Saved data entries:
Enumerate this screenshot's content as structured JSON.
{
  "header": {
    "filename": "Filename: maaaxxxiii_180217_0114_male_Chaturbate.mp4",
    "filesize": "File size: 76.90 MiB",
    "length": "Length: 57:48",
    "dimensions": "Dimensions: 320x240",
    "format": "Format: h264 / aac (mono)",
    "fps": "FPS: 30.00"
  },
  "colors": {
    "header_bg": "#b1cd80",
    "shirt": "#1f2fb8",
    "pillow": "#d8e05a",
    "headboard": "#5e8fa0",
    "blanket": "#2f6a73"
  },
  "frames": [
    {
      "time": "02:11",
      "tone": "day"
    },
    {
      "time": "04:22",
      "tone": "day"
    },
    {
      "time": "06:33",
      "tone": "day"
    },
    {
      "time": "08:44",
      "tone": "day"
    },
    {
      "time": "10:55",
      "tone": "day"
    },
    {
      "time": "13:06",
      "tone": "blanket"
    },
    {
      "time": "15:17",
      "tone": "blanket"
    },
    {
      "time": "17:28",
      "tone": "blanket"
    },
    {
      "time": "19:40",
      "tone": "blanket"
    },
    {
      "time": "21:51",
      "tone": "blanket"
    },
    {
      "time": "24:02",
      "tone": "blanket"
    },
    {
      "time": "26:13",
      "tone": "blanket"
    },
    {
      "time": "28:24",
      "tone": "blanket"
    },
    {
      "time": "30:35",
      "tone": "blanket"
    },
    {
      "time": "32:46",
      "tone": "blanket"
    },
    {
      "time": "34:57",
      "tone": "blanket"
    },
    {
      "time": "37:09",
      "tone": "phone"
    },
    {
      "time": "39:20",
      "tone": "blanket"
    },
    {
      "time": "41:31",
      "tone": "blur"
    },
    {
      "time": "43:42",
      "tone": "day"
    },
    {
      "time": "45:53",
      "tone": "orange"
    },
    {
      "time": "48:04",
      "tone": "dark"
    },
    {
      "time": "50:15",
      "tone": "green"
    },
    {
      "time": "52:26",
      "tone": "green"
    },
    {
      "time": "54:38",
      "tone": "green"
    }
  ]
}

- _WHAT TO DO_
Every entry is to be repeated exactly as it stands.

- _WRITTEN SOLUTION_
Enumerate this screenshot's content as structured JSON.
{
  "header": {
    "filename": "Filename: maaaxxxiii_180217_0114_male_Chaturbate.mp4",
    "filesize": "File size: 76.90 MiB",
    "length": "Length: 57:48",
    "dimensions": "Dimensions: 320x240",
    "format": "Format: h264 / aac (mono)",
    "fps": "FPS: 30.00"
  },
  "colors": {
    "header_bg": "#b1cd80",
    "shirt": "#1f2fb8",
    "pillow": "#d8e05a",
    "headboard": "#5e8fa0",
    "blanket": "#2f6a73"
  },
  "frames": [
    {
      "time": "02:11",
      "tone": "day"
    },
    {
      "time": "04:22",
      "tone": "day"
    },
    {
      "time": "06:33",
      "tone": "day"
    },
    {
      "time": "08:44",
      "tone": "day"
    },
    {
      "time": "10:55",
      "tone": "day"
    },
    {
      "time": "13:06",
      "tone": "blanket"
    },
    {
      "time": "15:17",
      "tone": "blanket"
    },
    {
      "time": "17:28",
      "tone": "blanket"
    },
    {
      "time": "19:40",
      "tone": "blanket"
    },
    {
      "time": "21:51",
      "tone": "blanket"
    },
    {
      "time": "24:02",
      "tone": "blanket"
    },
    {
      "time": "26:13",
      "tone": "blanket"
    },
    {
      "time": "28:24",
      "tone": "blanket"
    },
    {
      "time": "30:35",
      "tone": "blanket"
    },
    {
      "time": "32:46",
      "tone": "blanket"
    },
    {
      "time": "34:57",
      "tone": "blanket"
    },
    {
      "time": "37:09",
      "tone": "phone"
    },
    {
      "time": "39:20",
      "tone": "blanket"
    },
    {
      "time": "41:31",
      "tone": "blur"
    },
    {
      "time": "43:42",
      "tone": "day"
    },
    {
      "time": "45:53",
      "tone": "orange"
    },
    {
      "time": "48:04",
      "tone": "dark"
    },
    {
      "time": "50:15",
      "tone": "green"
    },
    {
      "time": "52:26",
      "tone": "green"
    },
    {
      "time": "54:38",
      "tone": "green"
    }
  ]
}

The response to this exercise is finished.